Maybe I hadn’t been ambitious enough. After all, my interviewees so far had basically been the underclass of the animal kingdom. What I really needed was a noble creature, something regal. So the next day I found myself sneaking into the lion cage at Melbourne Zoo. Was it ironic that the animal most symbolic of courage was also pants-wettingly terrifying? Probably not, but I needed something pseudo-intellectual to dwell on, lest my brain catch up to what my body was doing and consequently explode like that scene in Scanners.
If nothing else, I learnt that lions are not like possums. Who’d have thought, right?
Swallowing my fear, which tasted oddly of dark chocolate, I called to the most impressively maned one, as politely as possible. Without warning he dashed towards me, muscles rippling, claws glinting in the sunlight, wicked teeth bared. A pitiful whimper escaped form my mouth, like I had swallowed a baby bird.
“FUCK OFF.” he roared, sending flecks of rank, carrion-flavoured spittle into my open mouth.
“Um, can you please just be calm for a second, please? Please?”
Deafened by the sound, retching from the smell, I stoically struggled on, much like an ancient Roman soldier or one of Hugh Hefner’s recent wives.
“What’s the source of all this anger, do you think? Is it your mum? It’s your mum, isn’t it? Be honest.”
“Well, I haven’t been laid in…” The great cat appeared to be calculating, “Ever.”
“You heard me.”
I told him I didn’t quite understand how that was relevant. I began to extol the many virtues of the celibate life.
“That’s easy for you to say, you have hands!

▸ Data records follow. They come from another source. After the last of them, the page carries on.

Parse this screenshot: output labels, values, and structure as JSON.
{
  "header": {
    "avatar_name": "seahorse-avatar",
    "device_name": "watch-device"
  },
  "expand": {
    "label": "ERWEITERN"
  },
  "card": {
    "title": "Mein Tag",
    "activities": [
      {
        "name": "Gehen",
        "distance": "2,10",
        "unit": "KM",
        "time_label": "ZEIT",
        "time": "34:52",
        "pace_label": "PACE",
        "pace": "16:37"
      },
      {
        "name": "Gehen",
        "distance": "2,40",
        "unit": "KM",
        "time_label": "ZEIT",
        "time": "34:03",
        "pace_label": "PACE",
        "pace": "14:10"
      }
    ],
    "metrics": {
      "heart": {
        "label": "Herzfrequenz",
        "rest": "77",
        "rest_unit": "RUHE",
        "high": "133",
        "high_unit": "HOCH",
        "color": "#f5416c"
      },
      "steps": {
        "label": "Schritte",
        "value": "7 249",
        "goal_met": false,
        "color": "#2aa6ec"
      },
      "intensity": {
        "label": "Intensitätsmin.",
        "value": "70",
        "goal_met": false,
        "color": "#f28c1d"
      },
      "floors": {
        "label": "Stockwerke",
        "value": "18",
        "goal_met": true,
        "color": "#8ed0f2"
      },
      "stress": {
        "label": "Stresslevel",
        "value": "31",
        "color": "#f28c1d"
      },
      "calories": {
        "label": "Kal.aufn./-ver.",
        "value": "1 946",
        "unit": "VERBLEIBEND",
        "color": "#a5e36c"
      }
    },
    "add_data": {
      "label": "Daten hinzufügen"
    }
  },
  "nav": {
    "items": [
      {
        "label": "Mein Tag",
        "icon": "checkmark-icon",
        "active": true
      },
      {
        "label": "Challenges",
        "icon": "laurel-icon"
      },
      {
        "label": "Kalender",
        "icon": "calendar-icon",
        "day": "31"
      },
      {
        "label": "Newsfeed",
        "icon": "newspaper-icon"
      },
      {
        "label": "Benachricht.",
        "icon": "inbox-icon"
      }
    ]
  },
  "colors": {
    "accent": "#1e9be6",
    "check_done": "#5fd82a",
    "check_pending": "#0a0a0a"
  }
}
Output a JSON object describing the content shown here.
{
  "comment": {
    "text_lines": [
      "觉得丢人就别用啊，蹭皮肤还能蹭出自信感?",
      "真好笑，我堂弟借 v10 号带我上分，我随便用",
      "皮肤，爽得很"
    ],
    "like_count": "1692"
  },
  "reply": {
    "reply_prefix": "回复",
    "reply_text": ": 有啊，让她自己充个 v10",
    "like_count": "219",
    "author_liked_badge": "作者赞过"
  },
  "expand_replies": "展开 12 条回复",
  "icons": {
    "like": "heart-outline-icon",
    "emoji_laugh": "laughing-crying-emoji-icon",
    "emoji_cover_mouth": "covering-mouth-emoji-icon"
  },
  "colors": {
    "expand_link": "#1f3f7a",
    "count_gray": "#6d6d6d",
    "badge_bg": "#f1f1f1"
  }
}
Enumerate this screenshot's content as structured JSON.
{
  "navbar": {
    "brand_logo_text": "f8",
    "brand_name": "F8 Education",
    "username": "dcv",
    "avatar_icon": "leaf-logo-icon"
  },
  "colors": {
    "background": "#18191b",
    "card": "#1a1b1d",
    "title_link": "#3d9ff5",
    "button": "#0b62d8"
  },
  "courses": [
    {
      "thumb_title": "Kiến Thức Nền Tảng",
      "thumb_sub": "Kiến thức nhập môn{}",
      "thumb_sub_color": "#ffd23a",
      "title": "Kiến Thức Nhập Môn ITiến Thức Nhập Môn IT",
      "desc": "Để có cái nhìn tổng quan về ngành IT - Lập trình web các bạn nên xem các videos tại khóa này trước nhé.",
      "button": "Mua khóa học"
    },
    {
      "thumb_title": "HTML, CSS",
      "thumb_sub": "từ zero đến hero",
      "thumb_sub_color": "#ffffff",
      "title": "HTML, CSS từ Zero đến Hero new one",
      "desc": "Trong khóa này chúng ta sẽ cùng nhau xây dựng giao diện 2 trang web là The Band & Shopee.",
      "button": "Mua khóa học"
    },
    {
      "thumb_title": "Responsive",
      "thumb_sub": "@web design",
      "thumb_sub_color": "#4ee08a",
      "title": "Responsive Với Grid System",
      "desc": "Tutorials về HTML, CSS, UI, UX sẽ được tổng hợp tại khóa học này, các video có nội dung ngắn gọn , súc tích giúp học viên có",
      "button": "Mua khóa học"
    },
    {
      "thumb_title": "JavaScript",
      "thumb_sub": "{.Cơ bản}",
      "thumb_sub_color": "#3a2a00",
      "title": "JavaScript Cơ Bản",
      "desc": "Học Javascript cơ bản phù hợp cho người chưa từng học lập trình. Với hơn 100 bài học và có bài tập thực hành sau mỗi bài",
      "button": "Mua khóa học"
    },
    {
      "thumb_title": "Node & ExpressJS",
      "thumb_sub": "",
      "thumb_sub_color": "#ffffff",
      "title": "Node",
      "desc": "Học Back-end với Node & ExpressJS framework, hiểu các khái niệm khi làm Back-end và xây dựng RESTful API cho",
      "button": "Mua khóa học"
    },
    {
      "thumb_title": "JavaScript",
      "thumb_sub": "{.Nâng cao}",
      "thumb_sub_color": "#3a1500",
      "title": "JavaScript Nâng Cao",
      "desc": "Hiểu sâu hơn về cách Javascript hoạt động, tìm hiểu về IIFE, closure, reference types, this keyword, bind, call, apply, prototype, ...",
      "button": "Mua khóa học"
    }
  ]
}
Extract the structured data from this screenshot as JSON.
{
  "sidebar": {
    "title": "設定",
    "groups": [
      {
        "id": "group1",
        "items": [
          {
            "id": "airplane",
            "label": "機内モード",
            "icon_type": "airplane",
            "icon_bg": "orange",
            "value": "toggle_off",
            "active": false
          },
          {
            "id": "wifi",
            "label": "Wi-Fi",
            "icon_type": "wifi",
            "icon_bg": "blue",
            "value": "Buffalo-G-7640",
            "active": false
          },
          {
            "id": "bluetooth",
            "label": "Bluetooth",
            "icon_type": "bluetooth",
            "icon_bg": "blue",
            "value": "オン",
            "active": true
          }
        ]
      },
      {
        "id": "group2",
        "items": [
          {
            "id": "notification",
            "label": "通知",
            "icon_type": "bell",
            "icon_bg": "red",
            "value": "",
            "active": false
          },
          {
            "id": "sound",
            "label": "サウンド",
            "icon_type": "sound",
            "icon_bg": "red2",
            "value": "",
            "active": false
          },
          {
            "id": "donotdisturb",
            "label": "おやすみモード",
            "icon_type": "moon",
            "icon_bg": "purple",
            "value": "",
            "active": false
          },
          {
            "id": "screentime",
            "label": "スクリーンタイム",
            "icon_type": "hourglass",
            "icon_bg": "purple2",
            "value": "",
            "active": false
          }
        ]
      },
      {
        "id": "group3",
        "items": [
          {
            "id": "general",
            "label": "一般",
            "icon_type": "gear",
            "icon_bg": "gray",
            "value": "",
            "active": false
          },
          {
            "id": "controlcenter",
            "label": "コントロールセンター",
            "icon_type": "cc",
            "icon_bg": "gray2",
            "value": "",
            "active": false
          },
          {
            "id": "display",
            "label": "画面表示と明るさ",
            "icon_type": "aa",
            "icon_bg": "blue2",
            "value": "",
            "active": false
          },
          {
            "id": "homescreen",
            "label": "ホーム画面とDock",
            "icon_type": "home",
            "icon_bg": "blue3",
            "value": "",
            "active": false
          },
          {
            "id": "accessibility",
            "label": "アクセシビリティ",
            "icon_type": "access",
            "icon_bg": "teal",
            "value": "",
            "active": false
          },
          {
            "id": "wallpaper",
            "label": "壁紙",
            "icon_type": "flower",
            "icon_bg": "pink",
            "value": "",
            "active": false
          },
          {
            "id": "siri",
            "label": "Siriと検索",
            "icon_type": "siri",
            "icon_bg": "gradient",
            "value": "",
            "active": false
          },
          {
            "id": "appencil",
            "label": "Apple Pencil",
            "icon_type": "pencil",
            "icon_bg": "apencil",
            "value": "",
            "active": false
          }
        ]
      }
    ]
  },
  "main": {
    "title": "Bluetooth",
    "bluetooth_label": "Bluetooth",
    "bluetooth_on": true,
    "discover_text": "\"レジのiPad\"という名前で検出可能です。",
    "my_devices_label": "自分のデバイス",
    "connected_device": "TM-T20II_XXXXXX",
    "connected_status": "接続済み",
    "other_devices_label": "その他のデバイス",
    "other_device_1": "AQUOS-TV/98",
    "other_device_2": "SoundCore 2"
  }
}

Have you ever seen a lion masturbate? Look at this paw! Can you imagine what an eye-gouging, windpipe-snapping death machine like that could do to such a sensitive area?”
I had to admit, it was a pretty sound justification. We chatted for a little while, mostly about the footy; Tombo of course barracks for the Lions, though he refers to them exclusively as Fitzroy. But I went home disappointed. The King of the Jungle himself wasn’t regal at all. I could just as easily have been chatting with a sports-mad fifteen-year-old or a Young Liberal, up to and including the blistering wrath born of years of pent-up sexual frustration.
So really, guys, when they release the Dolphin Translator iPhone app, or you meet a gorilla who knows sign language, or you try to teach a parrot swear words, remember this: it’s not worth it. Animals are just not that interesting. I think that’s why we’ve gotten away with systematically enslaving them, wearing their skin, annihilating their homes and murdering their children for so long.
As I sit here at the computer, reflecting on my little adventure, rain begins to fall over Melbourne’s leafy north-east. A little symphony of Currawongs and Bellbirds breaks out in the valley, which may sound beautiful to you, but all I hear is:
“Oh shit, it’s raining!”
“It’s totally raining, you guys!”
“Did you know that water is actually falling from the sky right now? For real.”
Meanwhile, a very similar stream of banal Facebook statuses begins to clog my newsfeed. I wonder, Perhaps I’ve been unfair on animals. Perhaps we’re all fucking boring.
*Names have not being changed because, serious, they’re dogs.